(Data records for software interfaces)

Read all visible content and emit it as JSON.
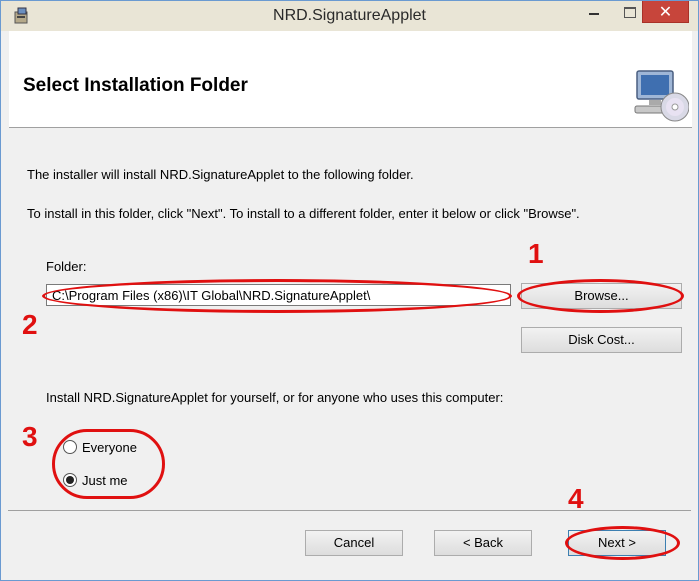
{
  "window": {
    "title": "NRD.SignatureApplet"
  },
  "header": {
    "title": "Select Installation Folder"
  },
  "intro": {
    "line1": "The installer will install NRD.SignatureApplet to the following folder.",
    "line2": "To install in this folder, click \"Next\". To install to a different folder, enter it below or click \"Browse\"."
  },
  "folder": {
    "label": "Folder:",
    "value": "C:\\Program Files (x86)\\IT Global\\NRD.SignatureApplet\\"
  },
  "buttons": {
    "browse": "Browse...",
    "disk_cost": "Disk Cost...",
    "cancel": "Cancel",
    "back": "< Back",
    "next": "Next >"
  },
  "install_for": {
    "prompt": "Install NRD.SignatureApplet for yourself, or for anyone who uses this computer:",
    "options": [
      {
        "label": "Everyone",
        "selected": false
      },
      {
        "label": "Just me",
        "selected": true
      }
    ]
  },
  "annotations": [
    "1",
    "2",
    "3",
    "4"
  ],
  "colors": {
    "annotation": "#e01010",
    "close_button": "#c7453b"
  },
  "icons": {
    "app": "installer-icon",
    "header": "computer-cd-icon"
  }
}
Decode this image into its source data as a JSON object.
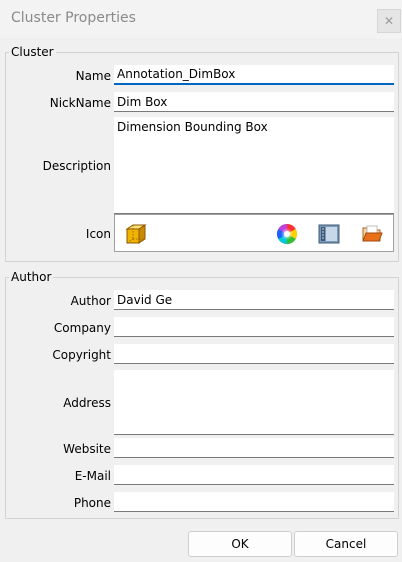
{
  "window": {
    "title": "Cluster Properties",
    "close_glyph": "✕"
  },
  "cluster": {
    "legend": "Cluster",
    "name_label": "Name",
    "name_value": "Annotation_DimBox",
    "nickname_label": "NickName",
    "nickname_value": "Dim Box",
    "description_label": "Description",
    "description_value": "Dimension Bounding Box",
    "icon_label": "Icon",
    "icon_preview": "cube-icon",
    "icon_tools": [
      "color-wheel-icon",
      "panel-icon",
      "open-folder-icon"
    ]
  },
  "author": {
    "legend": "Author",
    "author_label": "Author",
    "author_value": "David Ge",
    "company_label": "Company",
    "company_value": "",
    "copyright_label": "Copyright",
    "copyright_value": "",
    "address_label": "Address",
    "address_value": "",
    "website_label": "Website",
    "website_value": "",
    "email_label": "E-Mail",
    "email_value": "",
    "phone_label": "Phone",
    "phone_value": ""
  },
  "buttons": {
    "ok": "OK",
    "cancel": "Cancel"
  },
  "colors": {
    "focus_accent": "#0067c0",
    "cube_fill": "#f0b400"
  }
}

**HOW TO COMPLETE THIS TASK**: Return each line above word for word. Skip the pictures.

**EXPECTED ANSWER**:
Read all visible content and emit it as JSON.
{
  "window": {
    "title": "NRD.SignatureApplet"
  },
  "header": {
    "title": "Select Installation Folder"
  },
  "intro": {
    "line1": "The installer will install NRD.SignatureApplet to the following folder.",
    "line2": "To install in this folder, click \"Next\". To install to a different folder, enter it below or click \"Browse\"."
  },
  "folder": {
    "label": "Folder:",
    "value": "C:\\Program Files (x86)\\IT Global\\NRD.SignatureApplet\\"
  },
  "buttons": {
    "browse": "Browse...",
    "disk_cost": "Disk Cost...",
    "cancel": "Cancel",
    "back": "< Back",
    "next": "Next >"
  },
  "install_for": {
    "prompt": "Install NRD.SignatureApplet for yourself, or for anyone who uses this computer:",
    "options": [
      {
        "label": "Everyone",
        "selected": false
      },
      {
        "label": "Just me",
        "selected": true
      }
    ]
  },
  "annotations": [
    "1",
    "2",
    "3",
    "4"
  ],
  "colors": {
    "annotation": "#e01010",
    "close_button": "#c7453b"
  },
  "icons": {
    "app": "installer-icon",
    "header": "computer-cd-icon"
  }
}
Decode this image into its source data as a JSON object.
{
  "window": {
    "title": "Cluster Properties",
    "close_glyph": "✕"
  },
  "cluster": {
    "legend": "Cluster",
    "name_label": "Name",
    "name_value": "Annotation_DimBox",
    "nickname_label": "NickName",
    "nickname_value": "Dim Box",
    "description_label": "Description",
    "description_value": "Dimension Bounding Box",
    "icon_label": "Icon",
    "icon_preview": "cube-icon",
    "icon_tools": [
      "color-wheel-icon",
      "panel-icon",
      "open-folder-icon"
    ]
  },
  "author": {
    "legend": "Author",
    "author_label": "Author",
    "author_value": "David Ge",
    "company_label": "Company",
    "company_value": "",
    "copyright_label": "Copyright",
    "copyright_value": "",
    "address_label": "Address",
    "address_value": "",
    "website_label": "Website",
    "website_value": "",
    "email_label": "E-Mail",
    "email_value": "",
    "phone_label": "Phone",
    "phone_value": ""
  },
  "buttons": {
    "ok": "OK",
    "cancel": "Cancel"
  },
  "colors": {
    "focus_accent": "#0067c0",
    "cube_fill": "#f0b400"
  }
}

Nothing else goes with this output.